Items from an interface collection
/---

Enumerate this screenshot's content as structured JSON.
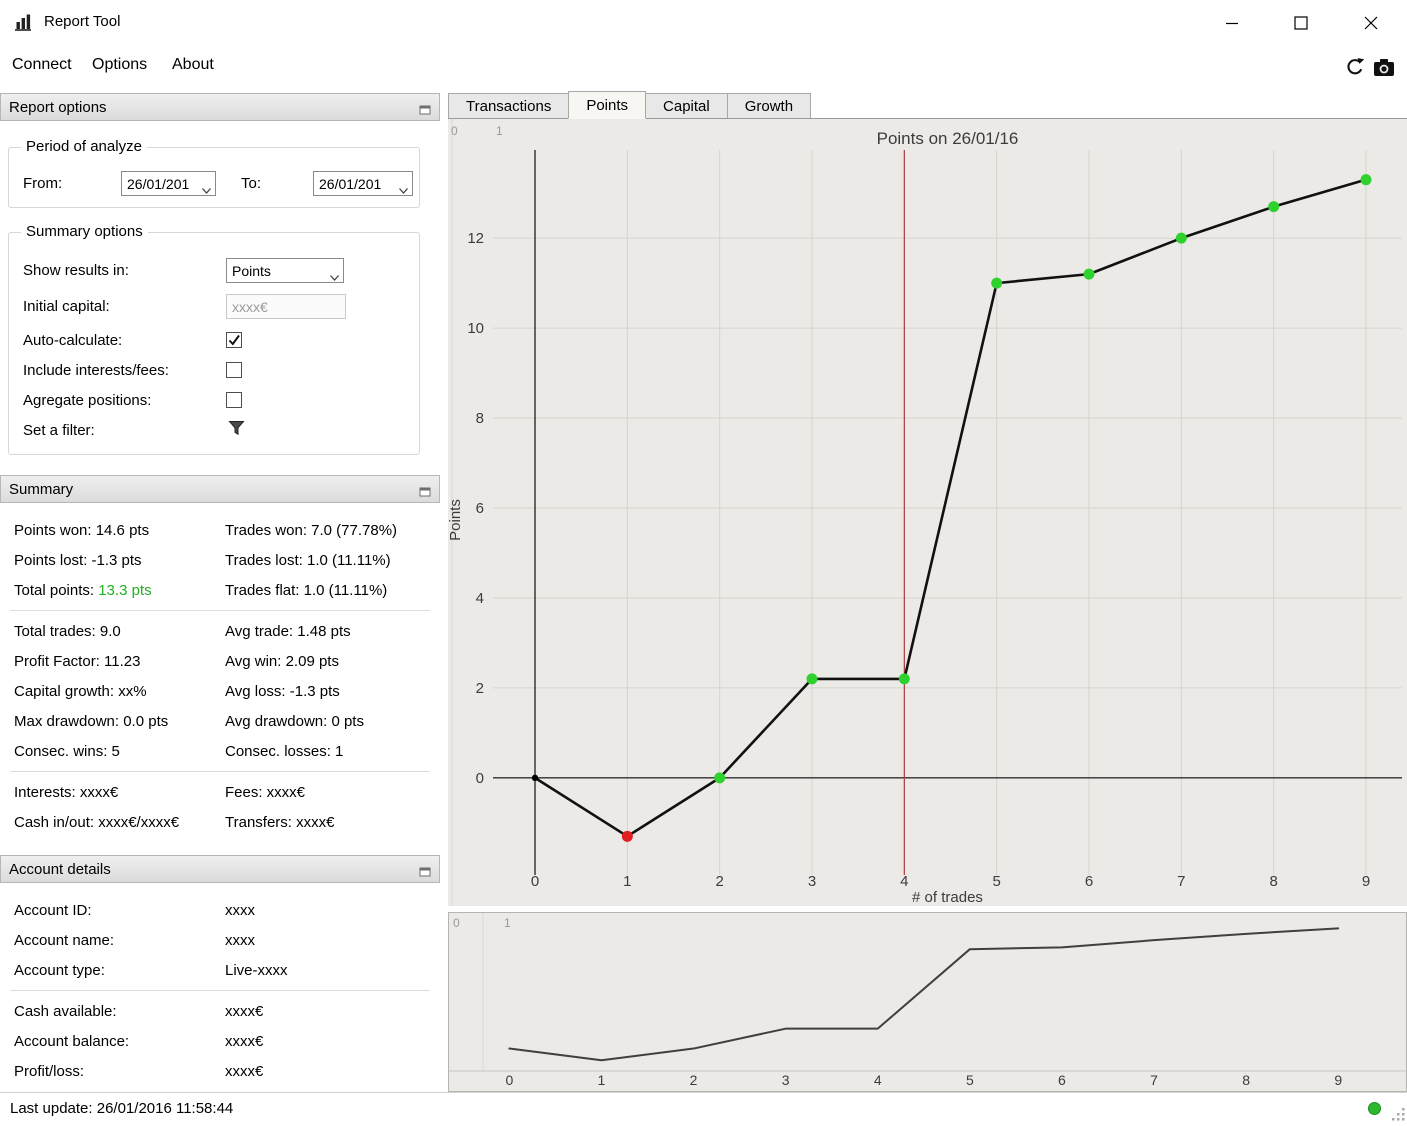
{
  "window": {
    "title": "Report Tool",
    "controls": {
      "minimize": "minimize",
      "maximize": "maximize",
      "close": "close"
    }
  },
  "menubar": {
    "items": [
      {
        "label": "Connect"
      },
      {
        "label": "Options"
      },
      {
        "label": "About"
      }
    ]
  },
  "report_options": {
    "title": "Report options",
    "period": {
      "title": "Period of analyze",
      "from_label": "From:",
      "from_value": "26/01/201",
      "to_label": "To:",
      "to_value": "26/01/201"
    },
    "summary_options": {
      "title": "Summary options",
      "rows": {
        "show_results_label": "Show results in:",
        "show_results_value": "Points",
        "initial_capital_label": "Initial capital:",
        "initial_capital_placeholder": "xxxx€",
        "auto_calculate_label": "Auto-calculate:",
        "include_fees_label": "Include interests/fees:",
        "agregate_label": "Agregate positions:",
        "filter_label": "Set a filter:"
      },
      "auto_calculate_checked": true,
      "include_fees_checked": false,
      "agregate_checked": false
    }
  },
  "summary": {
    "title": "Summary",
    "total_points_label": "Total points: ",
    "total_points_value": "13.3 pts",
    "groups": [
      {
        "rows": [
          {
            "left": "Points won: 14.6 pts",
            "right": "Trades won: 7.0 (77.78%)"
          },
          {
            "left": "Points lost: -1.3 pts",
            "right": "Trades lost: 1.0 (11.11%)"
          },
          {
            "left": "",
            "right": "Trades flat: 1.0 (11.11%)"
          }
        ]
      },
      {
        "rows": [
          {
            "left": "Total trades: 9.0",
            "right": "Avg trade: 1.48 pts"
          },
          {
            "left": "Profit Factor: 11.23",
            "right": "Avg win: 2.09 pts"
          },
          {
            "left": "Capital growth: xx%",
            "right": "Avg loss: -1.3 pts"
          },
          {
            "left": "Max drawdown: 0.0 pts",
            "right": "Avg drawdown: 0 pts"
          },
          {
            "left": "Consec. wins: 5",
            "right": "Consec. losses: 1"
          }
        ]
      },
      {
        "rows": [
          {
            "left": "Interests: xxxx€",
            "right": "Fees: xxxx€"
          },
          {
            "left": "Cash in/out: xxxx€/xxxx€",
            "right": "Transfers: xxxx€"
          }
        ]
      }
    ]
  },
  "account": {
    "title": "Account details",
    "rows": [
      {
        "label": "Account ID:",
        "value": "xxxx"
      },
      {
        "label": "Account name:",
        "value": "xxxx"
      },
      {
        "label": "Account type:",
        "value": "Live-xxxx"
      },
      {
        "label": "Cash available:",
        "value": "xxxx€"
      },
      {
        "label": "Account balance:",
        "value": "xxxx€"
      },
      {
        "label": "Profit/loss:",
        "value": "xxxx€"
      }
    ]
  },
  "statusbar": {
    "last_update": "Last update: 26/01/2016 11:58:44"
  },
  "tabs": [
    {
      "label": "Transactions",
      "active": false
    },
    {
      "label": "Points",
      "active": true
    },
    {
      "label": "Capital",
      "active": false
    },
    {
      "label": "Growth",
      "active": false
    }
  ],
  "colors": {
    "positive_text_green": "#22b122",
    "marker_green": "#2fd12f",
    "marker_red": "#e02020",
    "cursor_line_red": "#b03a3a",
    "status_dot_green": "#2eb82e",
    "chart_background": "#eceae6"
  },
  "chart_data": [
    {
      "type": "line",
      "title": "Points on 26/01/16",
      "xlabel": "# of trades",
      "ylabel": "Points",
      "x": [
        0,
        1,
        2,
        3,
        4,
        5,
        6,
        7,
        8,
        9
      ],
      "values": [
        0.0,
        -1.3,
        0.0,
        2.2,
        2.2,
        11.0,
        11.2,
        12.0,
        12.7,
        13.3
      ],
      "marker_colors": [
        "#000000",
        "#e02020",
        "#2fd12f",
        "#2fd12f",
        "#2fd12f",
        "#2fd12f",
        "#2fd12f",
        "#2fd12f",
        "#2fd12f",
        "#2fd12f"
      ],
      "xticks": [
        0,
        1,
        2,
        3,
        4,
        5,
        6,
        7,
        8,
        9
      ],
      "yticks": [
        0,
        2,
        4,
        6,
        8,
        10,
        12
      ],
      "xlim": [
        -0.455,
        9.39
      ],
      "ylim": [
        -2.16,
        13.96
      ],
      "grid": true,
      "zero_lines": true,
      "vline_x": 4,
      "corner_labels": [
        "0",
        "1"
      ],
      "legend": "none"
    },
    {
      "type": "line",
      "title": "",
      "xlabel": "",
      "ylabel": "",
      "x": [
        0,
        1,
        2,
        3,
        4,
        5,
        6,
        7,
        8,
        9
      ],
      "values": [
        0.0,
        -1.3,
        0.0,
        2.2,
        2.2,
        11.0,
        11.2,
        12.0,
        12.7,
        13.3
      ],
      "xticks": [
        0,
        1,
        2,
        3,
        4,
        5,
        6,
        7,
        8,
        9
      ],
      "yticks": [],
      "xlim": [
        -0.46,
        9.66
      ],
      "ylim": [
        -1.6,
        13.9
      ],
      "grid": false,
      "zero_lines": false,
      "corner_labels": [
        "0",
        "1"
      ],
      "legend": "none"
    }
  ]
}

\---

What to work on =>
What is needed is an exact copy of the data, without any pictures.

Task response =>
Enumerate this screenshot's content as structured JSON.
{
  "window": {
    "title": "Report Tool",
    "controls": {
      "minimize": "minimize",
      "maximize": "maximize",
      "close": "close"
    }
  },
  "menubar": {
    "items": [
      {
        "label": "Connect"
      },
      {
        "label": "Options"
      },
      {
        "label": "About"
      }
    ]
  },
  "report_options": {
    "title": "Report options",
    "period": {
      "title": "Period of analyze",
      "from_label": "From:",
      "from_value": "26/01/201",
      "to_label": "To:",
      "to_value": "26/01/201"
    },
    "summary_options": {
      "title": "Summary options",
      "rows": {
        "show_results_label": "Show results in:",
        "show_results_value": "Points",
        "initial_capital_label": "Initial capital:",
        "initial_capital_placeholder": "xxxx€",
        "auto_calculate_label": "Auto-calculate:",
        "include_fees_label": "Include interests/fees:",
        "agregate_label": "Agregate positions:",
        "filter_label": "Set a filter:"
      },
      "auto_calculate_checked": true,
      "include_fees_checked": false,
      "agregate_checked": false
    }
  },
  "summary": {
    "title": "Summary",
    "total_points_label": "Total points: ",
    "total_points_value": "13.3 pts",
    "groups": [
      {
        "rows": [
          {
            "left": "Points won: 14.6 pts",
            "right": "Trades won: 7.0 (77.78%)"
          },
          {
            "left": "Points lost: -1.3 pts",
            "right": "Trades lost: 1.0 (11.11%)"
          },
          {
            "left": "",
            "right": "Trades flat: 1.0 (11.11%)"
          }
        ]
      },
      {
        "rows": [
          {
            "left": "Total trades: 9.0",
            "right": "Avg trade: 1.48 pts"
          },
          {
            "left": "Profit Factor: 11.23",
            "right": "Avg win: 2.09 pts"
          },
          {
            "left": "Capital growth: xx%",
            "right": "Avg loss: -1.3 pts"
          },
          {
            "left": "Max drawdown: 0.0 pts",
            "right": "Avg drawdown: 0 pts"
          },
          {
            "left": "Consec. wins: 5",
            "right": "Consec. losses: 1"
          }
        ]
      },
      {
        "rows": [
          {
            "left": "Interests: xxxx€",
            "right": "Fees: xxxx€"
          },
          {
            "left": "Cash in/out: xxxx€/xxxx€",
            "right": "Transfers: xxxx€"
          }
        ]
      }
    ]
  },
  "account": {
    "title": "Account details",
    "rows": [
      {
        "label": "Account ID:",
        "value": "xxxx"
      },
      {
        "label": "Account name:",
        "value": "xxxx"
      },
      {
        "label": "Account type:",
        "value": "Live-xxxx"
      },
      {
        "label": "Cash available:",
        "value": "xxxx€"
      },
      {
        "label": "Account balance:",
        "value": "xxxx€"
      },
      {
        "label": "Profit/loss:",
        "value": "xxxx€"
      }
    ]
  },
  "statusbar": {
    "last_update": "Last update: 26/01/2016 11:58:44"
  },
  "tabs": [
    {
      "label": "Transactions",
      "active": false
    },
    {
      "label": "Points",
      "active": true
    },
    {
      "label": "Capital",
      "active": false
    },
    {
      "label": "Growth",
      "active": false
    }
  ],
  "colors": {
    "positive_text_green": "#22b122",
    "marker_green": "#2fd12f",
    "marker_red": "#e02020",
    "cursor_line_red": "#b03a3a",
    "status_dot_green": "#2eb82e",
    "chart_background": "#eceae6"
  },
  "chart_data": [
    {
      "type": "line",
      "title": "Points on 26/01/16",
      "xlabel": "# of trades",
      "ylabel": "Points",
      "x": [
        0,
        1,
        2,
        3,
        4,
        5,
        6,
        7,
        8,
        9
      ],
      "values": [
        0.0,
        -1.3,
        0.0,
        2.2,
        2.2,
        11.0,
        11.2,
        12.0,
        12.7,
        13.3
      ],
      "marker_colors": [
        "#000000",
        "#e02020",
        "#2fd12f",
        "#2fd12f",
        "#2fd12f",
        "#2fd12f",
        "#2fd12f",
        "#2fd12f",
        "#2fd12f",
        "#2fd12f"
      ],
      "xticks": [
        0,
        1,
        2,
        3,
        4,
        5,
        6,
        7,
        8,
        9
      ],
      "yticks": [
        0,
        2,
        4,
        6,
        8,
        10,
        12
      ],
      "xlim": [
        -0.455,
        9.39
      ],
      "ylim": [
        -2.16,
        13.96
      ],
      "grid": true,
      "zero_lines": true,
      "vline_x": 4,
      "corner_labels": [
        "0",
        "1"
      ],
      "legend": "none"
    },
    {
      "type": "line",
      "title": "",
      "xlabel": "",
      "ylabel": "",
      "x": [
        0,
        1,
        2,
        3,
        4,
        5,
        6,
        7,
        8,
        9
      ],
      "values": [
        0.0,
        -1.3,
        0.0,
        2.2,
        2.2,
        11.0,
        11.2,
        12.0,
        12.7,
        13.3
      ],
      "xticks": [
        0,
        1,
        2,
        3,
        4,
        5,
        6,
        7,
        8,
        9
      ],
      "yticks": [],
      "xlim": [
        -0.46,
        9.66
      ],
      "ylim": [
        -1.6,
        13.9
      ],
      "grid": false,
      "zero_lines": false,
      "corner_labels": [
        "0",
        "1"
      ],
      "legend": "none"
    }
  ]
}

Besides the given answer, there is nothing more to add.